TASK PROMPT
Your answer is to be the count alone: the number of lines in the data below where "text" appears.
*** INPUT DATA Section Begins ***
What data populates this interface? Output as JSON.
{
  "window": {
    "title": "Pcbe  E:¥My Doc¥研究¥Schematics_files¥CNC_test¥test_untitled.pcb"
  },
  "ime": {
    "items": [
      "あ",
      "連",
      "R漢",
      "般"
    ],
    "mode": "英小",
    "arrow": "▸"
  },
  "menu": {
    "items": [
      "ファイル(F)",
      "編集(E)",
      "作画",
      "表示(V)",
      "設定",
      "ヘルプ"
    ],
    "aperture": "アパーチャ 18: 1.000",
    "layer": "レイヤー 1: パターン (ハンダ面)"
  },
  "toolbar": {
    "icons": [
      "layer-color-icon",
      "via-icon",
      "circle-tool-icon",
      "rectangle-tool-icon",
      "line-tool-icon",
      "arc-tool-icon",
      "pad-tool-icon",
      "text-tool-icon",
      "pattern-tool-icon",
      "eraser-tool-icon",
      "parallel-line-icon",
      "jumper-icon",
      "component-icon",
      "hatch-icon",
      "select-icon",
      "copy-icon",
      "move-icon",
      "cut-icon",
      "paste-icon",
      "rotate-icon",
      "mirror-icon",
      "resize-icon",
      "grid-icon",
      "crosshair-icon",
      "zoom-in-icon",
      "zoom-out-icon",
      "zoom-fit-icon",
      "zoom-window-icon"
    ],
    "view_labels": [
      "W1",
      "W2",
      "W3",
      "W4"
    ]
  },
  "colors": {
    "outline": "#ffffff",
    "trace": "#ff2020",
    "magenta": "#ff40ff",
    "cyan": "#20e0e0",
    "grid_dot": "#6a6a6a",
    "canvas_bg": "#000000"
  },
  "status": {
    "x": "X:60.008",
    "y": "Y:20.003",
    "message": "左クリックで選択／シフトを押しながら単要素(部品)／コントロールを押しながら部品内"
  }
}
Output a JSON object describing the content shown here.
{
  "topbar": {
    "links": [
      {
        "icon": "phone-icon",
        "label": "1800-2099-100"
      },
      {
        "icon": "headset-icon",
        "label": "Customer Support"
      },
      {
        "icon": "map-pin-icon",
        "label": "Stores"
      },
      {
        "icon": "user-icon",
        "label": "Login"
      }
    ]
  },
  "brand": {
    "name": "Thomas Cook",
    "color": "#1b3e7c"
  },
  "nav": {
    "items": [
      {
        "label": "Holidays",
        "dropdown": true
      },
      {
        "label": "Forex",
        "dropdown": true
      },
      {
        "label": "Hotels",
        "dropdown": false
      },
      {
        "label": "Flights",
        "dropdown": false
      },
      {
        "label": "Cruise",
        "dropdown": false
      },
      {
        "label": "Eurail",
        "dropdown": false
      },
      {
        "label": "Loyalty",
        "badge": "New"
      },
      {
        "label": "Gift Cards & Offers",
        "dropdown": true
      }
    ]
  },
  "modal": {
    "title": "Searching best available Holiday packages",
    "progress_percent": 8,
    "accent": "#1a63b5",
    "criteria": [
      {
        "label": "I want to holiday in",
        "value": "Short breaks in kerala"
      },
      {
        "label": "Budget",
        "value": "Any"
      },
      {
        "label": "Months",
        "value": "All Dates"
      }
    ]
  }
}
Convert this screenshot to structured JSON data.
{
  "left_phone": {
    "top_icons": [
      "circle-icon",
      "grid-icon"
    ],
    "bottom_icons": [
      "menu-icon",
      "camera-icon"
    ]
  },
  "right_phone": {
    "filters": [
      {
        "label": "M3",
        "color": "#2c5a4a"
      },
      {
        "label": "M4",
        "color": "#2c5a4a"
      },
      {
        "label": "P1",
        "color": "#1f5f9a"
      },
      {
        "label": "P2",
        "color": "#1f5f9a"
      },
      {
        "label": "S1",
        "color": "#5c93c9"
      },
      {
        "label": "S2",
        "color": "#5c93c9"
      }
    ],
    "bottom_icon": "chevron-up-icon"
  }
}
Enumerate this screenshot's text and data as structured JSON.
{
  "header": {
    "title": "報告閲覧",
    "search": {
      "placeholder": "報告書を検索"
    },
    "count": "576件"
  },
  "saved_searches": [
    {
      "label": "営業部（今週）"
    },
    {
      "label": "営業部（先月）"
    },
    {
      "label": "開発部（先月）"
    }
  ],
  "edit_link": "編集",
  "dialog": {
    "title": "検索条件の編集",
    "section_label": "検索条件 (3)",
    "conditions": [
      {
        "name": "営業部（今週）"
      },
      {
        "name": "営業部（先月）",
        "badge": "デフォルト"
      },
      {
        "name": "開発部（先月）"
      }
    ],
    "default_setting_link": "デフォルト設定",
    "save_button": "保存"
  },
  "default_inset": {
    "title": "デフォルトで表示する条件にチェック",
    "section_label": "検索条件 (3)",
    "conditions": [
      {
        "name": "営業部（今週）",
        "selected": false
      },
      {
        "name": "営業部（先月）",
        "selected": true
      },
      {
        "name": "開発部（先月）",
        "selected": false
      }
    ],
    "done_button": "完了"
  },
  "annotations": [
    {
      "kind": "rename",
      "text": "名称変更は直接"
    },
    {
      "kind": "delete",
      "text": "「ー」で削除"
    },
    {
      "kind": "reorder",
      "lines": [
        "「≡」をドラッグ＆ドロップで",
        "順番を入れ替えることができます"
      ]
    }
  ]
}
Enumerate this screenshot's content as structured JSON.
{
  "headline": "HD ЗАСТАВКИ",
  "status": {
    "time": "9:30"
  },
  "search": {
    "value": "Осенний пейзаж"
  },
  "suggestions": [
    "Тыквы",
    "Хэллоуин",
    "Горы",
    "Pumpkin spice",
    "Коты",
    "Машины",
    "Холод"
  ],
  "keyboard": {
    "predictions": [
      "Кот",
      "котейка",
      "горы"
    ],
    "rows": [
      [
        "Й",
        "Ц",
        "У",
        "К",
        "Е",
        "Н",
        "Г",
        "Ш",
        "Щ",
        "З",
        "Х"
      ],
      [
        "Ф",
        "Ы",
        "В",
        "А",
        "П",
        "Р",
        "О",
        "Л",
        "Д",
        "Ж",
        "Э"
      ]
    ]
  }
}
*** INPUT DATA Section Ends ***
YOUR RESPONSE
4